Exercise prompt: This exercise calls for duplicating every entry below exactly, without the images.

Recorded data
------------------------------------

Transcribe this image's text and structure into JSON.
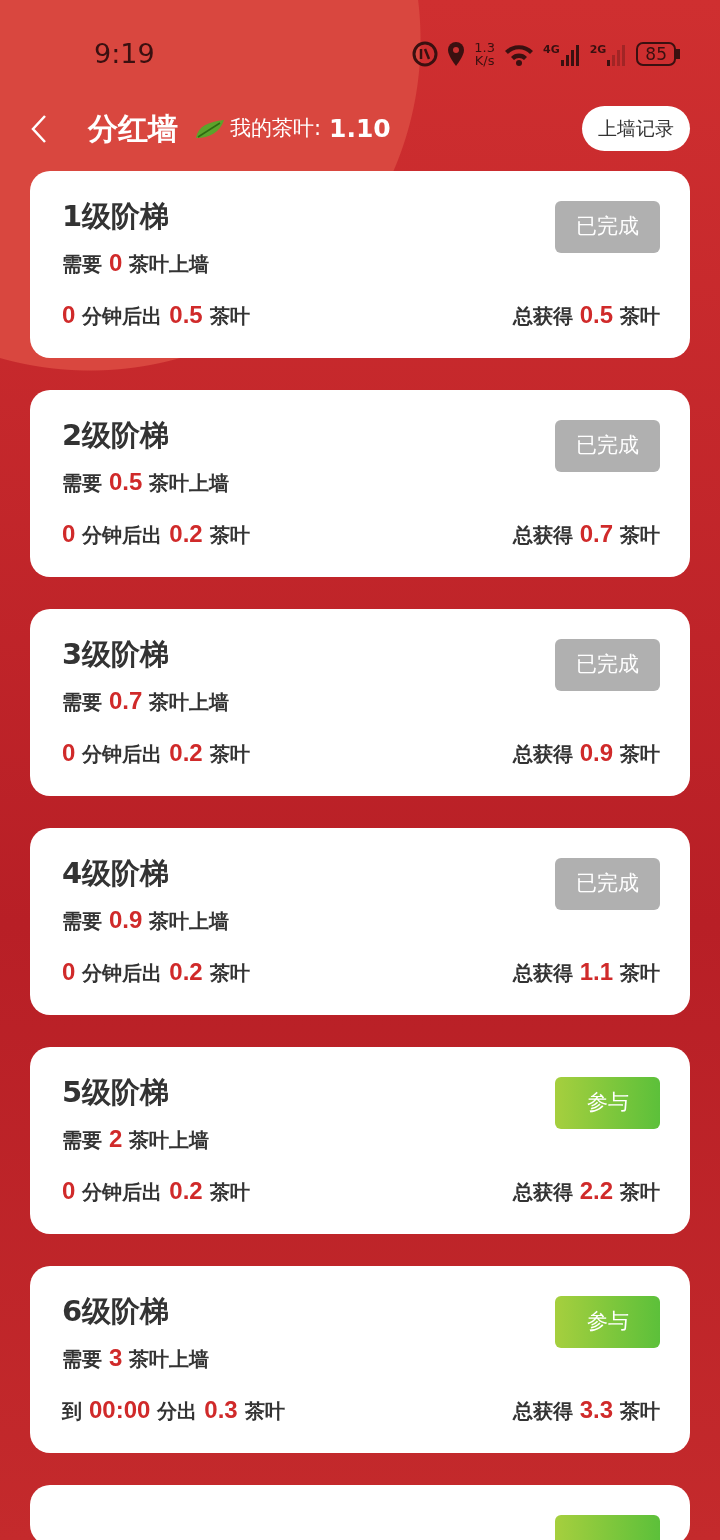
{
  "status_bar": {
    "time": "9:19",
    "speed": [
      "1.3",
      "K/s"
    ],
    "network_1": "4G",
    "network_2": "2G",
    "battery": "85"
  },
  "header": {
    "title": "分红墙",
    "balance_label": "我的茶叶:",
    "balance": "1.10",
    "record_button": "上墙记录"
  },
  "tiers": [
    {
      "title": "1级阶梯",
      "require": "需要 **0** 茶叶上墙",
      "payout": "**0** 分钟后出 **0.5** 茶叶",
      "total": "总获得 **0.5** 茶叶",
      "action": {
        "kind": "done",
        "label": "已完成"
      }
    },
    {
      "title": "2级阶梯",
      "require": "需要 **0.5** 茶叶上墙",
      "payout": "**0** 分钟后出 **0.2** 茶叶",
      "total": "总获得 **0.7** 茶叶",
      "action": {
        "kind": "done",
        "label": "已完成"
      }
    },
    {
      "title": "3级阶梯",
      "require": "需要 **0.7** 茶叶上墙",
      "payout": "**0** 分钟后出 **0.2** 茶叶",
      "total": "总获得 **0.9** 茶叶",
      "action": {
        "kind": "done",
        "label": "已完成"
      }
    },
    {
      "title": "4级阶梯",
      "require": "需要 **0.9** 茶叶上墙",
      "payout": "**0** 分钟后出 **0.2** 茶叶",
      "total": "总获得 **1.1** 茶叶",
      "action": {
        "kind": "done",
        "label": "已完成"
      }
    },
    {
      "title": "5级阶梯",
      "require": "需要 **2** 茶叶上墙",
      "payout": "**0** 分钟后出 **0.2** 茶叶",
      "total": "总获得 **2.2** 茶叶",
      "action": {
        "kind": "join",
        "label": "参与"
      }
    },
    {
      "title": "6级阶梯",
      "require": "需要 **3** 茶叶上墙",
      "payout": "到 **00:00** 分出 **0.3** 茶叶",
      "total": "总获得 **3.3** 茶叶",
      "action": {
        "kind": "join",
        "label": "参与"
      }
    },
    {
      "action": {
        "kind": "join"
      }
    }
  ]
}
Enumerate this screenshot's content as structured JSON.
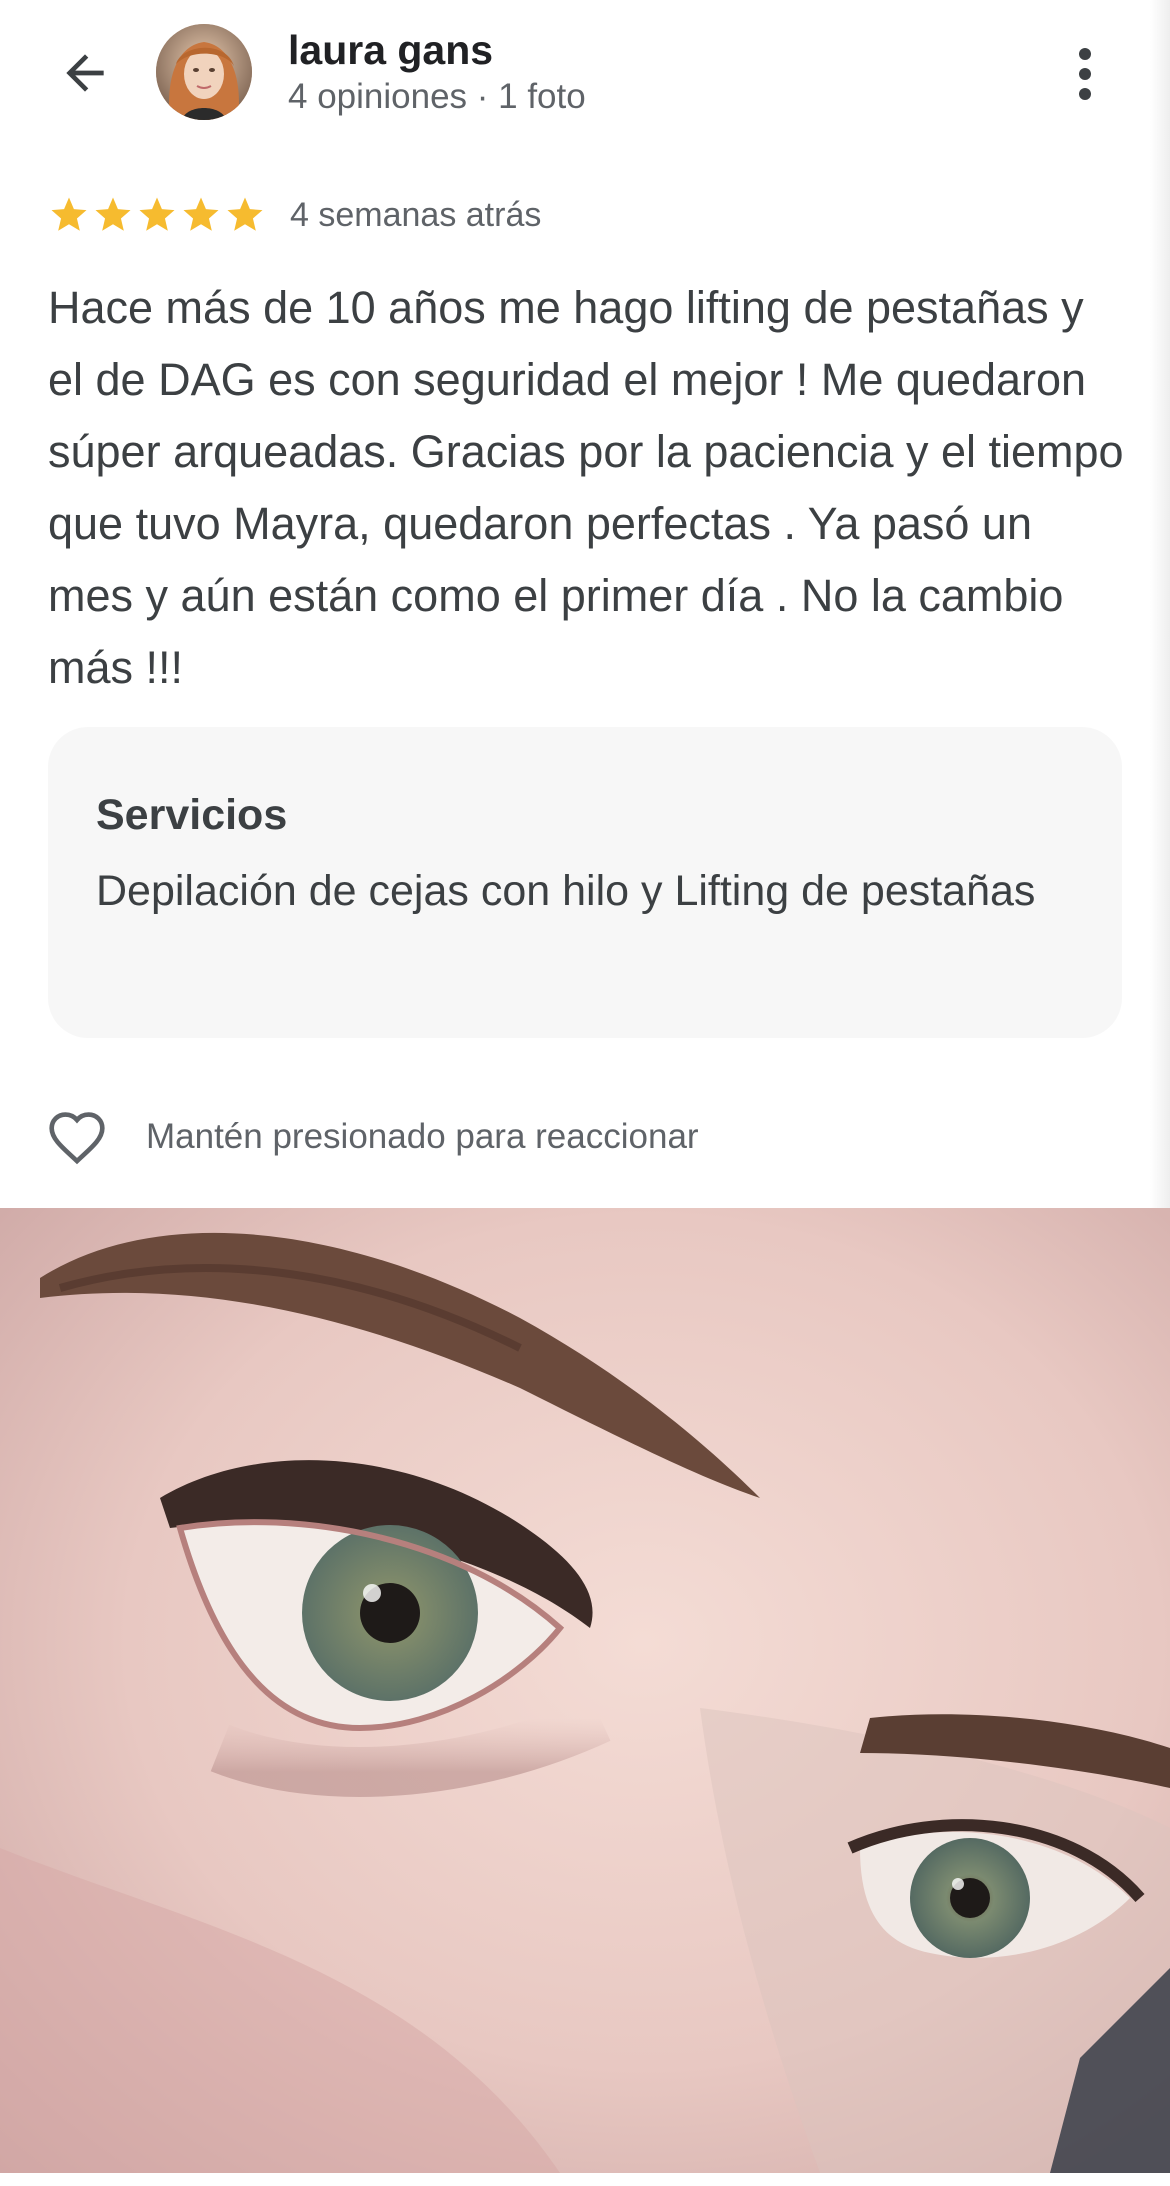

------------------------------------

Answer to the exercise:
Transcribe this image's text and structure into JSON.
{
  "status_bar": {
    "time": "9:19",
    "speed": [
      "1.3",
      "K/s"
    ],
    "network_1": "4G",
    "network_2": "2G",
    "battery": "85"
  },
  "header": {
    "title": "分红墙",
    "balance_label": "我的茶叶:",
    "balance": "1.10",
    "record_button": "上墙记录"
  },
  "tiers": [
    {
      "title": "1级阶梯",
      "require": "需要 **0** 茶叶上墙",
      "payout": "**0** 分钟后出 **0.5** 茶叶",
      "total": "总获得 **0.5** 茶叶",
      "action": {
        "kind": "done",
        "label": "已完成"
      }
    },
    {
      "title": "2级阶梯",
      "require": "需要 **0.5** 茶叶上墙",
      "payout": "**0** 分钟后出 **0.2** 茶叶",
      "total": "总获得 **0.7** 茶叶",
      "action": {
        "kind": "done",
        "label": "已完成"
      }
    },
    {
      "title": "3级阶梯",
      "require": "需要 **0.7** 茶叶上墙",
      "payout": "**0** 分钟后出 **0.2** 茶叶",
      "total": "总获得 **0.9** 茶叶",
      "action": {
        "kind": "done",
        "label": "已完成"
      }
    },
    {
      "title": "4级阶梯",
      "require": "需要 **0.9** 茶叶上墙",
      "payout": "**0** 分钟后出 **0.2** 茶叶",
      "total": "总获得 **1.1** 茶叶",
      "action": {
        "kind": "done",
        "label": "已完成"
      }
    },
    {
      "title": "5级阶梯",
      "require": "需要 **2** 茶叶上墙",
      "payout": "**0** 分钟后出 **0.2** 茶叶",
      "total": "总获得 **2.2** 茶叶",
      "action": {
        "kind": "join",
        "label": "参与"
      }
    },
    {
      "title": "6级阶梯",
      "require": "需要 **3** 茶叶上墙",
      "payout": "到 **00:00** 分出 **0.3** 茶叶",
      "total": "总获得 **3.3** 茶叶",
      "action": {
        "kind": "join",
        "label": "参与"
      }
    },
    {
      "action": {
        "kind": "join"
      }
    }
  ]
}
Enumerate this screenshot's content as structured JSON.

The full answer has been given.